- Acute: a severe, sudden onset of symptoms which likely requires surgery within 24 to 48 hours.
- Chronic: a long-lasting cauda equina syndrome when a person has either (1) had symptoms for an extended period of time prior to seeing a healthcare provider, or (2) had surgery to fix cauda equina syndrome but the surgery did not completely fix the nerves and has lasting, permanent damage.
- Complete: the cauda equina syndrome has caused urinary and/or bowel retention or incontinence, meaning a loss control of the bladder and/or bowel.
- Incomplete: the cauda equina syndrome has caused symptoms of sensory disturbance–typically either a loss of urgency or increased sense of urgency in the bladder or bowel–but does not cause retention or incontinence.
Physical Assessments and Exams:
Different physical assessments conducted by a healthcare provider will likely test a patient’s stability, sensation, strength, reflexes, alignment, and motion. They may also conduct more specific exams such as a rectal exam which checks the anal muscles.
Healthcare providers may order the following imaging tests to obtain images of the bones, nerve roots, spinal cord, potential herniated discs, potential bone spurs, or potential tumors:
- CT Scan
Once cauda equina syndrome has been diagnosed, a surgery called a “lumbar laminectomy” will likely be the best treatment. The goal of treating cauda equina syndrome is to free the compressed nerve roots as quickly as possible in order to give those nerve roots the best chance to heal and recover. Surgery performed within 48 hours of the onset of symptoms provides an advantage which will significantly improve the outcomes of surgery such as improvement in any sensory or motor deficits and function of the bladder and bowel. If left untreated, cauda equina syndrome can result in permanent paralysis and incontinence.

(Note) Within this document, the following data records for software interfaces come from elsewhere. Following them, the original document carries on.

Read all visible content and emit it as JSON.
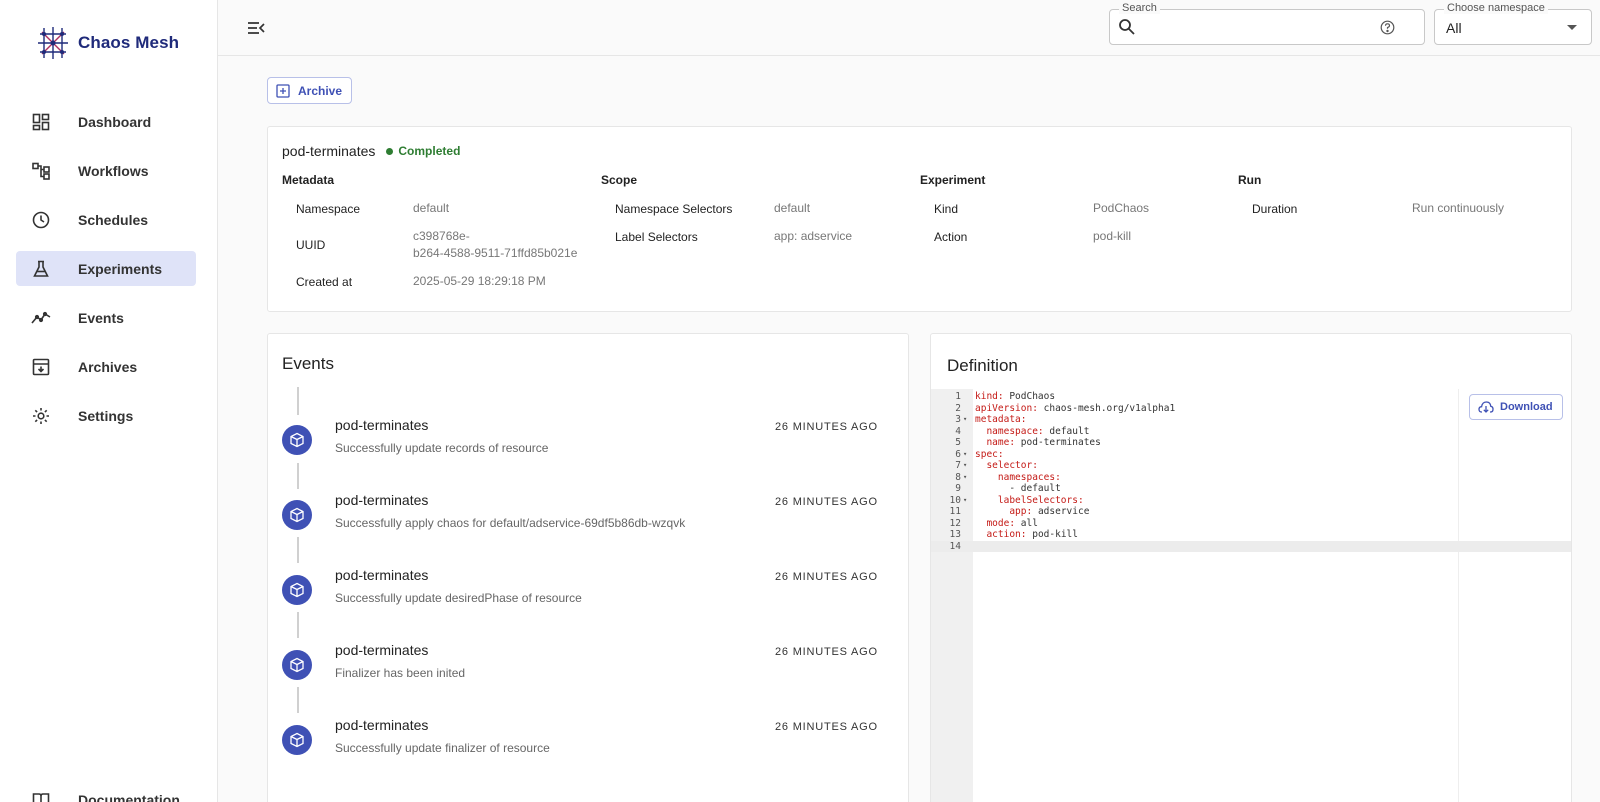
{
  "app": {
    "name": "Chaos Mesh"
  },
  "sidebar": {
    "items": [
      {
        "label": "Dashboard",
        "icon": "dashboard-icon",
        "active": false
      },
      {
        "label": "Workflows",
        "icon": "workflow-icon",
        "active": false
      },
      {
        "label": "Schedules",
        "icon": "clock-icon",
        "active": false
      },
      {
        "label": "Experiments",
        "icon": "flask-icon",
        "active": true
      },
      {
        "label": "Events",
        "icon": "timeline-icon",
        "active": false
      },
      {
        "label": "Archives",
        "icon": "archive-icon",
        "active": false
      },
      {
        "label": "Settings",
        "icon": "gear-icon",
        "active": false
      }
    ],
    "bottom_label": "Documentation"
  },
  "topbar": {
    "search_legend": "Search",
    "search_value": "",
    "namespace_legend": "Choose namespace",
    "namespace_value": "All"
  },
  "toolbar": {
    "archive_label": "Archive"
  },
  "experiment": {
    "name": "pod-terminates",
    "status": "Completed",
    "status_color": "#2e7d32",
    "metadata": {
      "heading": "Metadata",
      "namespace_key": "Namespace",
      "namespace_val": "default",
      "uuid_key": "UUID",
      "uuid_val_1": "c398768e-",
      "uuid_val_2": "b264-4588-9511-71ffd85b021e",
      "created_key": "Created at",
      "created_val": "2025-05-29 18:29:18 PM"
    },
    "scope": {
      "heading": "Scope",
      "ns_sel_key": "Namespace Selectors",
      "ns_sel_val": "default",
      "label_sel_key": "Label Selectors",
      "label_sel_val": "app: adservice"
    },
    "experiment": {
      "heading": "Experiment",
      "kind_key": "Kind",
      "kind_val": "PodChaos",
      "action_key": "Action",
      "action_val": "pod-kill"
    },
    "run": {
      "heading": "Run",
      "duration_key": "Duration",
      "duration_val": "Run continuously"
    }
  },
  "events": {
    "title": "Events",
    "items": [
      {
        "name": "pod-terminates",
        "message": "Successfully update records of resource",
        "time": "26 MINUTES AGO"
      },
      {
        "name": "pod-terminates",
        "message": "Successfully apply chaos for default/adservice-69df5b86db-wzqvk",
        "time": "26 MINUTES AGO"
      },
      {
        "name": "pod-terminates",
        "message": "Successfully update desiredPhase of resource",
        "time": "26 MINUTES AGO"
      },
      {
        "name": "pod-terminates",
        "message": "Finalizer has been inited",
        "time": "26 MINUTES AGO"
      },
      {
        "name": "pod-terminates",
        "message": "Successfully update finalizer of resource",
        "time": "26 MINUTES AGO"
      }
    ]
  },
  "definition": {
    "title": "Definition",
    "download_label": "Download",
    "lines": [
      {
        "n": "1",
        "fold": false,
        "indent": "",
        "key": "kind:",
        "val": " PodChaos"
      },
      {
        "n": "2",
        "fold": false,
        "indent": "",
        "key": "apiVersion:",
        "val": " chaos-mesh.org/v1alpha1"
      },
      {
        "n": "3",
        "fold": true,
        "indent": "",
        "key": "metadata:",
        "val": ""
      },
      {
        "n": "4",
        "fold": false,
        "indent": "  ",
        "key": "namespace:",
        "val": " default"
      },
      {
        "n": "5",
        "fold": false,
        "indent": "  ",
        "key": "name:",
        "val": " pod-terminates"
      },
      {
        "n": "6",
        "fold": true,
        "indent": "",
        "key": "spec:",
        "val": ""
      },
      {
        "n": "7",
        "fold": true,
        "indent": "  ",
        "key": "selector:",
        "val": ""
      },
      {
        "n": "8",
        "fold": true,
        "indent": "    ",
        "key": "namespaces:",
        "val": ""
      },
      {
        "n": "9",
        "fold": false,
        "indent": "      ",
        "key": "",
        "val": "- default"
      },
      {
        "n": "10",
        "fold": true,
        "indent": "    ",
        "key": "labelSelectors:",
        "val": ""
      },
      {
        "n": "11",
        "fold": false,
        "indent": "      ",
        "key": "app:",
        "val": " adservice"
      },
      {
        "n": "12",
        "fold": false,
        "indent": "  ",
        "key": "mode:",
        "val": " all"
      },
      {
        "n": "13",
        "fold": false,
        "indent": "  ",
        "key": "action:",
        "val": " pod-kill"
      },
      {
        "n": "14",
        "fold": false,
        "indent": "",
        "key": "",
        "val": ""
      }
    ]
  }
}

Surgery does not guarantee that there will not be long-term effects of cauda equina syndrome even after the compressed nerves are free. Once they are freed in surgery, there is still a chance that the nerve roots will not heal properly or will not heal at all. Healing after surgery takes time but, typically, the faster the compressed nerves are freed though surgery, the less time it will take for those nerves to heal. Sometimes the nerves will take months, or even years, to fully heal. Many patients require long-term follow-up care with a healthcare provider.
The recovery of bladder function often lags behind the recovery of other symptoms. Patients may be subsequently diagnosed with neurogenic bladder as a result of cauda equina syndrome, even after surgery. Some medications may be prescribed which can improve a patient’s bladder and bowel control. Examples of commonly prescribed medications include:
- Hyoscyamine (Levsin)
- Oxybutynin (Ditropan)
- Tolterodine (Detrol)
Physical and occupational therapy may also be needed to regain strength after surgery and help with everyday activities.
Filing a Medical Malpractice Claim or Lawsuit
If you or a family member has suffered from cauda equina syndrome that was negligently caused, diagnosed, or treated, you may be entitled to compensation for your damages. Call Bonner Law at 1-800-4MEDMAL or visit our page for a free consultation.
Medical malpractice cases are complex and can be emotionally challenging for the patients involved. Finding the right attorney can make the process much easier. Michael P. Bonner has over 30 years of experience representing patients in medical malpractice cases all over Florida. Bonner Law has the knowledge and experience to represent you and navigate the legal and medical landscape to ensure that you receive compensation for damages, including medical bills, lost wages, and pain and suffering that you are entitled to. For more information on medical malpractice claims you can also visit our Medical Malpractice page.